IZA DP No. 10073: How Do Pre-School and/or School-Age Children Affect Parents' Likelihood of Migration and Off-Farm Work in Rural China's Minority Regions?
Published online December 22, 2017 in Feminist Economics, DOI: 10.1080/13545701.2017.1407032
In this paper we explore the intersectionality of religious and ethnic norms and gender relations across the domestic and public spheres of work in post-reform rural, minority-concentrated China. We focus on the role that children play in their parents' off-farm work decisions for three aggregated ethnic groups (majority Han, Muslim minorities, and non- Muslim minorities). We control for households' composition and economic characteristics and individuals' human capital and as well as local economic conditions.
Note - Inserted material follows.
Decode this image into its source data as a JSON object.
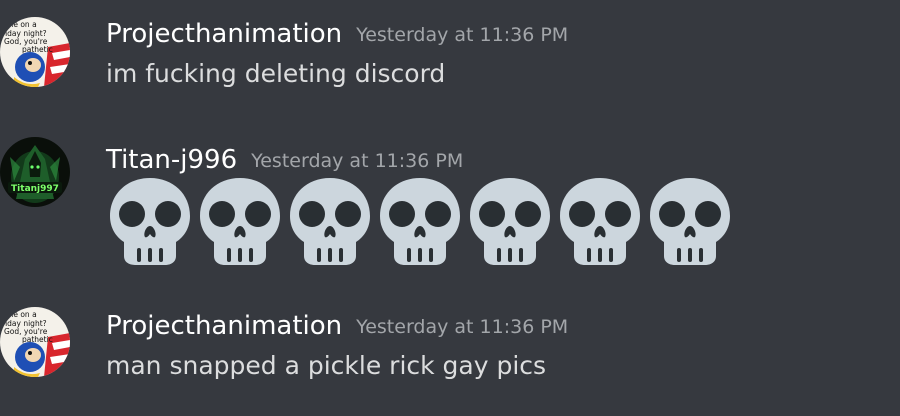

Children generally decrease women's willingness to work away from/outside the home and increase men's willingness to do so. When we focus specifically on the effects of pre-school children, our results suggest it is more socially acceptable for non-Muslim than Muslim women to work away from home. When we turn our attention to school-age children, the gender of the child becomes as important to the analysis as the gender of the parent. With regard to household composition, we find that in Muslim households the presence of extra adult men (of any age between 15 and 70) in the household reduces the likelihood that women engage in off-farm work. The presence in the household of a woman of grandmotherly age (between 46 and 70) supports Muslim minority women's ability to migrate for work. For non-Muslim households, grandfathers and grandmothers alike, facilitate the ability of parents (male and female) to migrate for work.